PHILIPPOPOLIS (Ivo Topalilov – email@example.com, Zheni Tankova) The site is situated outside the fortification walls of Philippopolis, near to the ‘Eastern gate’. Some 150 sq. m were excavated, 100 sq. m of which are occupied by a building, partially explored. Four premises were discovered and three construction periods were traced out. Initially, the building was constructed in opus mixtum bonded with white mortar, and one room more than 11 m in length and oriented east – west was explored. Another room was additionally constructed, adjoining the earlier one and with the same orientation. The earliest building dates to the first half of the 5th century AD and the additional extension – around the mid 5th century AD. At the same time, another extension to the south was built; two premises constructed in opus mixtum bonded with pink mortar, one of them with mosaics, were explored. The building was demolished during the invasion of the Huns led by Attila in AD 441 – 442, but then it was reconstructed. An Early Christian tomb with an antechamber and a rectangular barrel-vaulted burial chamber was constructed in one of the rooms. A wall separates the eastern part of the room where the tomb was situated. The access to the tomb was continuous and the remains of one deceased person were discovered. At the time of Justinian I, most likely in AD 551, the building was demolished. At the time of Iraclius–Constantine, in AD 612 – 615, only this part of the room, which accommodated the tomb, was rebuilt. Fragments of a marble altar barrier, a capital, an inscription and a mensa sacra were found. The date of the end of the building is unclear. During the 11th – 12th centuries, a Christian cemetery already existed on its ruins.

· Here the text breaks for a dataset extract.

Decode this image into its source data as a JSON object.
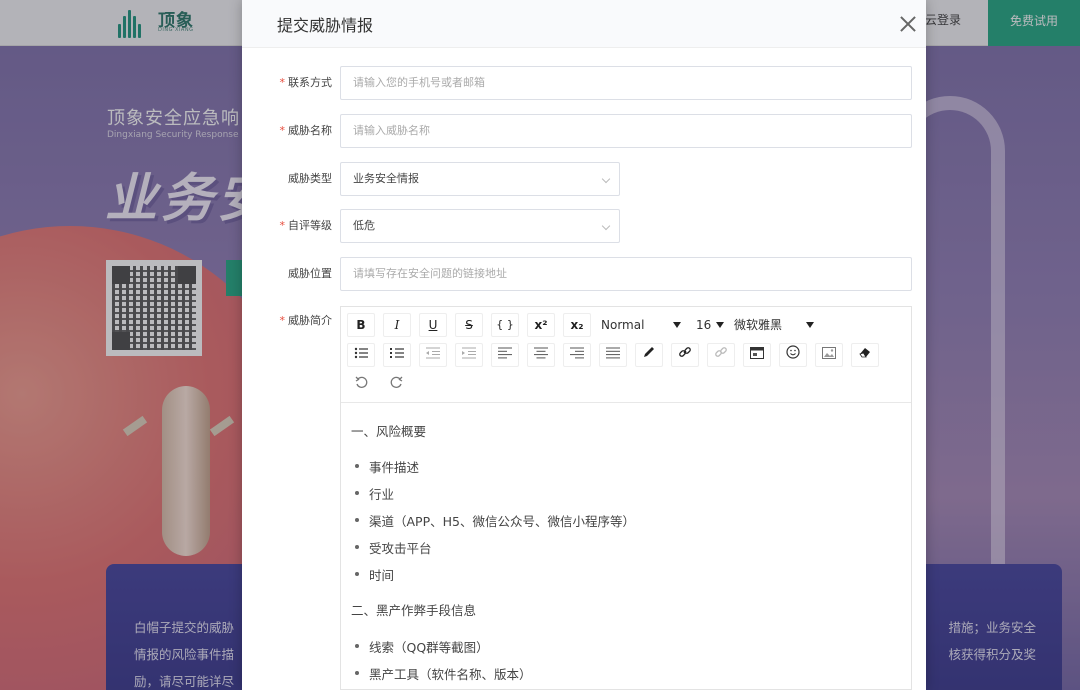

- Ivo Topalilov - Department of History and Archaeology, Shumen University Bishop Constantine Preslavski
- Zheni Tankova - Archaeological Museum – Plovdiv

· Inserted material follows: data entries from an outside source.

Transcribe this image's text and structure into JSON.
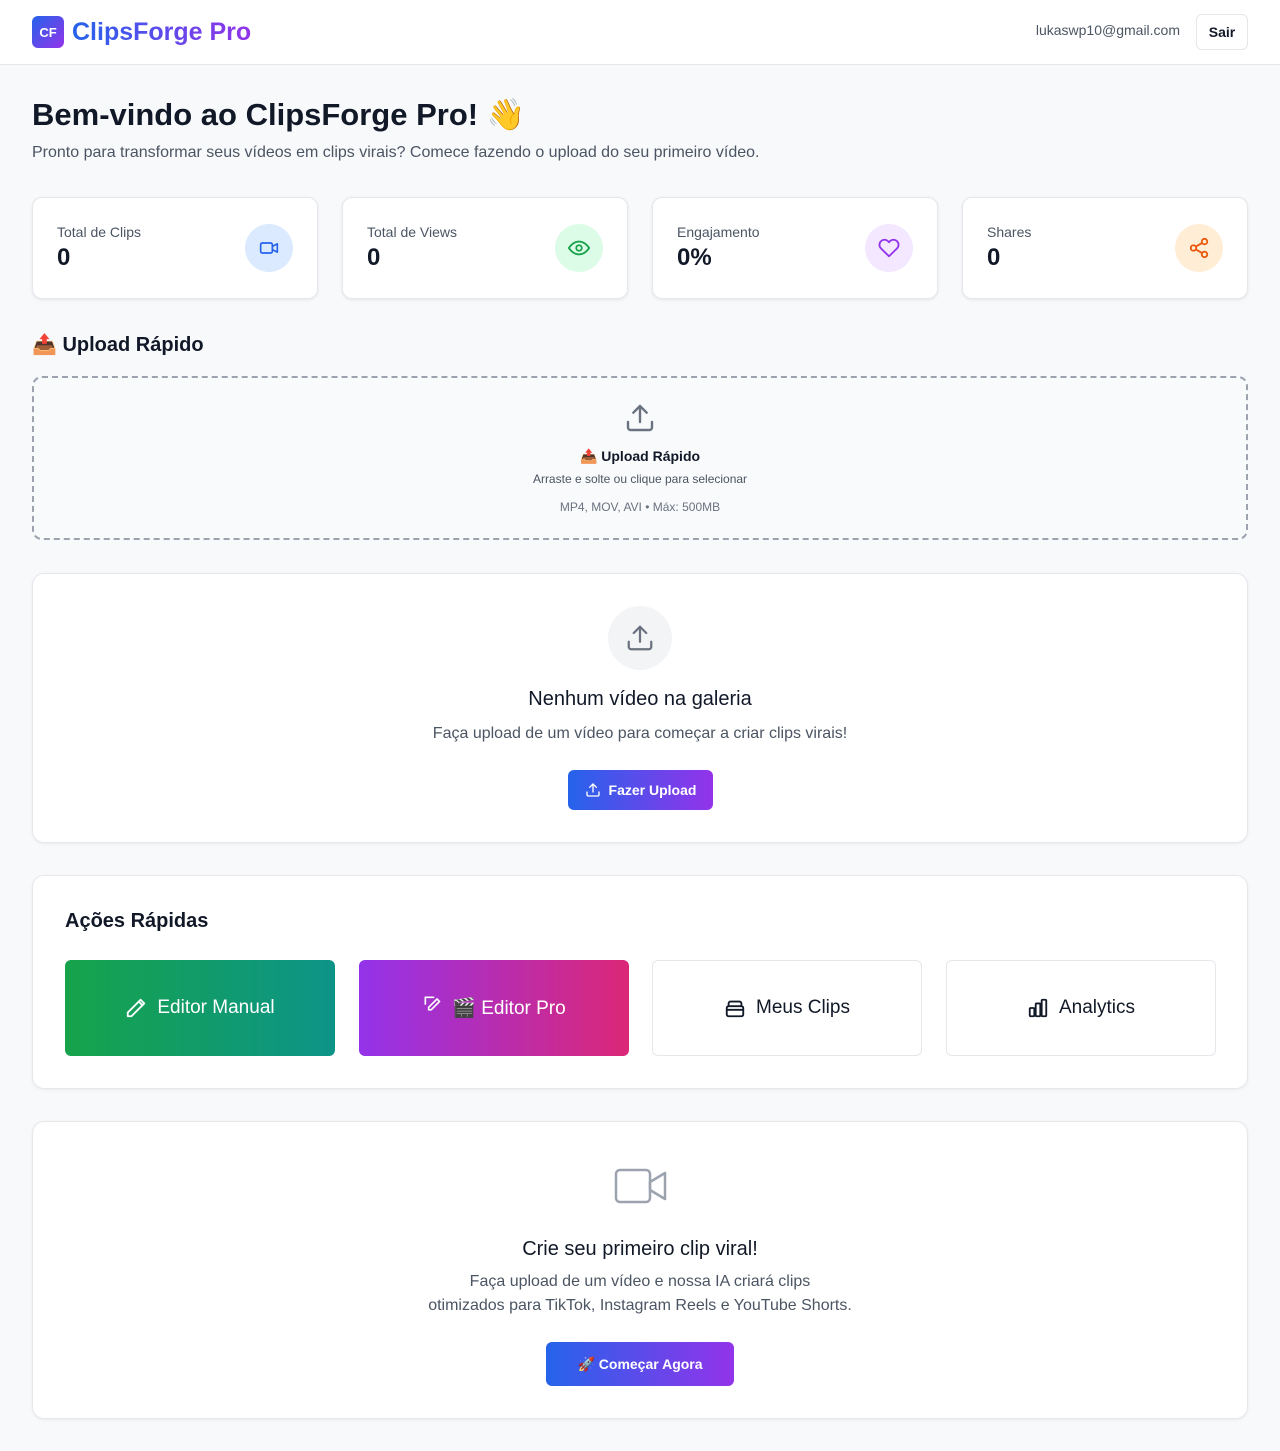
{
  "header": {
    "logo_badge": "CF",
    "app_name": "ClipsForge Pro",
    "user_email": "lukaswp10@gmail.com",
    "logout_label": "Sair"
  },
  "welcome": {
    "title": "Bem-vindo ao ClipsForge Pro! 👋",
    "subtitle": "Pronto para transformar seus vídeos em clips virais? Comece fazendo o upload do seu primeiro vídeo."
  },
  "stats": [
    {
      "label": "Total de Clips",
      "value": "0",
      "icon": "video-icon",
      "color": "#2563eb",
      "bg": "#dbeafe"
    },
    {
      "label": "Total de Views",
      "value": "0",
      "icon": "eye-icon",
      "color": "#16a34a",
      "bg": "#dcfce7"
    },
    {
      "label": "Engajamento",
      "value": "0%",
      "icon": "heart-icon",
      "color": "#9333ea",
      "bg": "#f3e8ff"
    },
    {
      "label": "Shares",
      "value": "0",
      "icon": "share-icon",
      "color": "#ea580c",
      "bg": "#ffedd5"
    }
  ],
  "upload": {
    "section_title": "📤 Upload Rápido",
    "dropzone_title": "📤 Upload Rápido",
    "dropzone_sub": "Arraste e solte ou clique para selecionar",
    "formats": "MP4, MOV, AVI • Máx: 500MB"
  },
  "gallery": {
    "title": "Nenhum vídeo na galeria",
    "subtitle": "Faça upload de um vídeo para começar a criar clips virais!",
    "button_label": "Fazer Upload"
  },
  "quick_actions": {
    "title": "Ações Rápidas",
    "items": [
      {
        "label": "Editor Manual",
        "icon": "pencil-icon"
      },
      {
        "label": "🎬 Editor Pro",
        "icon": "edit-pro-icon"
      },
      {
        "label": "Meus Clips",
        "icon": "archive-icon"
      },
      {
        "label": "Analytics",
        "icon": "bar-chart-icon"
      }
    ]
  },
  "cta": {
    "title": "Crie seu primeiro clip viral!",
    "line1": "Faça upload de um vídeo e nossa IA criará clips",
    "line2": "otimizados para TikTok, Instagram Reels e YouTube Shorts.",
    "button_label": "🚀 Começar Agora"
  },
  "colors": {
    "brand_start": "#2563eb",
    "brand_end": "#9333ea",
    "green_start": "#16a34a",
    "green_end": "#0d9488",
    "pink_end": "#db2777"
  }
}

- Archaeological Museum – Plovdiv
- No files have been added yet